Top of Provided records

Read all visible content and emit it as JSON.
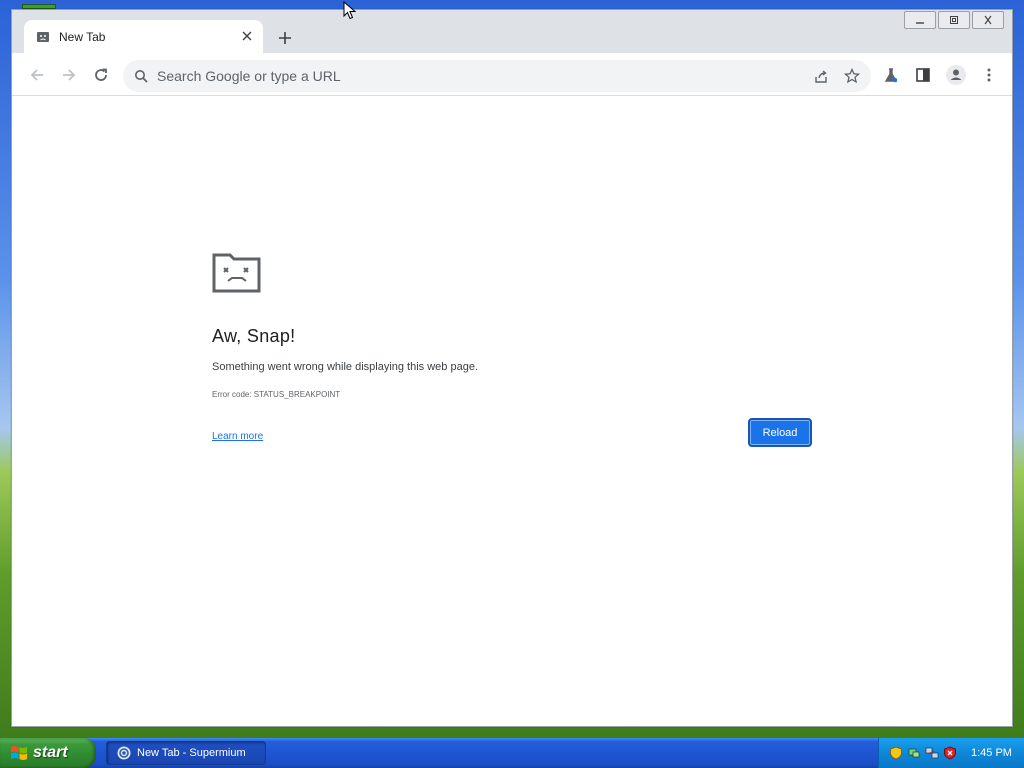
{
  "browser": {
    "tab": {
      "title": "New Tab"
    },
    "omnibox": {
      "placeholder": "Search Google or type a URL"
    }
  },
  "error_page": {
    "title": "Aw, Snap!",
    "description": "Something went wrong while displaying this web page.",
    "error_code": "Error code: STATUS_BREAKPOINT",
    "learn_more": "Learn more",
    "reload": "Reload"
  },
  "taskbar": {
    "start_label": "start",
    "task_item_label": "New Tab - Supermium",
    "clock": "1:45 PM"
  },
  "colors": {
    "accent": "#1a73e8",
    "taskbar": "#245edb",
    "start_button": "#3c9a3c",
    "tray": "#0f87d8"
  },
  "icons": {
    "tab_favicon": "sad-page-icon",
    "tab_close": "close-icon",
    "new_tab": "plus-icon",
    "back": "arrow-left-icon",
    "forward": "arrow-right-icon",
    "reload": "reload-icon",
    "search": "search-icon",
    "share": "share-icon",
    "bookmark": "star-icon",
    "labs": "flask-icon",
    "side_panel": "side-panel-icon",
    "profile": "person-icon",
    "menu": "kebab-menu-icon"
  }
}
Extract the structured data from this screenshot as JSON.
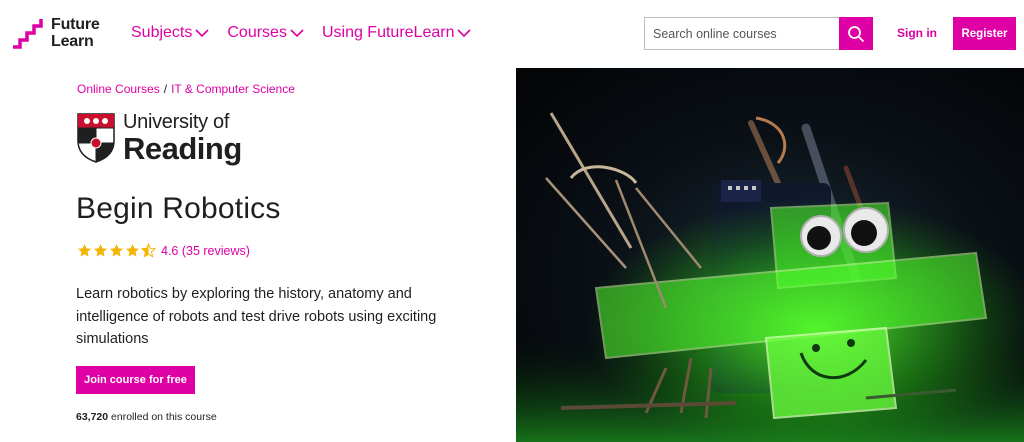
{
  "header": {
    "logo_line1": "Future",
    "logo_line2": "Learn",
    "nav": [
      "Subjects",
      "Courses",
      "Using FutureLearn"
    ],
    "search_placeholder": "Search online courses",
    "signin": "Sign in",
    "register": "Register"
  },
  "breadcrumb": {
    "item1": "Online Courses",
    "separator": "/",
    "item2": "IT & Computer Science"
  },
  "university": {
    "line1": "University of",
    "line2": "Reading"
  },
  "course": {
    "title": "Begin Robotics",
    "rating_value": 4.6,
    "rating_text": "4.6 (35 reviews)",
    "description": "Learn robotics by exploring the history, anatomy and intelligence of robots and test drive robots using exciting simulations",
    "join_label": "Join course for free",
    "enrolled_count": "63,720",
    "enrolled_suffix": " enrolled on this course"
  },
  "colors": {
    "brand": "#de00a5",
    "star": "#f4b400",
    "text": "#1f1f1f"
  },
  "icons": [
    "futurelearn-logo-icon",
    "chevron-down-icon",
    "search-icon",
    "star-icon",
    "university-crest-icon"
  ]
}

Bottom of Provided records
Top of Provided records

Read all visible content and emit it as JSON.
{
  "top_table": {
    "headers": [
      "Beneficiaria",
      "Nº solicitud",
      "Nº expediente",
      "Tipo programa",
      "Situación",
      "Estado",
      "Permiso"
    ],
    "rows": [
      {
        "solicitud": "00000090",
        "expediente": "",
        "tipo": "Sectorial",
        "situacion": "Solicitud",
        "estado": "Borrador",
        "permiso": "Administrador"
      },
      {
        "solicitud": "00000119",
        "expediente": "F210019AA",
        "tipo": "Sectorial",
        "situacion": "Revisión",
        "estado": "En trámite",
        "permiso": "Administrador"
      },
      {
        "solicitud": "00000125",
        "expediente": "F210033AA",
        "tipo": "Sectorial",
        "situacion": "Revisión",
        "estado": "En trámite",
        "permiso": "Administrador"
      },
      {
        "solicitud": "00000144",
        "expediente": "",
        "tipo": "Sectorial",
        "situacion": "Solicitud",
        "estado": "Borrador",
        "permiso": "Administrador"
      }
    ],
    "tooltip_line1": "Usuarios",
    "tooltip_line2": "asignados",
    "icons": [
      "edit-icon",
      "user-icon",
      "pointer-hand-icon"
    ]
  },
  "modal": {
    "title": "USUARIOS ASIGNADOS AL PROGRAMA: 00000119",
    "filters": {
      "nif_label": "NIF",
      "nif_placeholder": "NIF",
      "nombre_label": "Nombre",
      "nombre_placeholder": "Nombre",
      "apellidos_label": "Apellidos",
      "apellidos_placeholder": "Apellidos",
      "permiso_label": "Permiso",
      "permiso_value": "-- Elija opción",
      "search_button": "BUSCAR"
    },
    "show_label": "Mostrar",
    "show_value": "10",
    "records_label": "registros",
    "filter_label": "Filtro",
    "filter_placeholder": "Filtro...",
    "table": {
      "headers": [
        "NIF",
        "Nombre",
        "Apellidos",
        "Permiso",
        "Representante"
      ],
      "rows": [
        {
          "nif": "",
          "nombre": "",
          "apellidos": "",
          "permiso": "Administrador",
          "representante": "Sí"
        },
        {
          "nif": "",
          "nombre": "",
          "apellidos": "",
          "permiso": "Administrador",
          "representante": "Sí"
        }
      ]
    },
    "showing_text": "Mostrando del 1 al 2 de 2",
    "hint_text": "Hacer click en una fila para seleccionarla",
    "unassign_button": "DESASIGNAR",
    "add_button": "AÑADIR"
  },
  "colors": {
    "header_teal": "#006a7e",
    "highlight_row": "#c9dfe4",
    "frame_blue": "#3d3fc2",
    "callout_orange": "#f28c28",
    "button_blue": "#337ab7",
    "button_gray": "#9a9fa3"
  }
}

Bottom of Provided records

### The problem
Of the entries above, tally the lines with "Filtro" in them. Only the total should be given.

### Output
2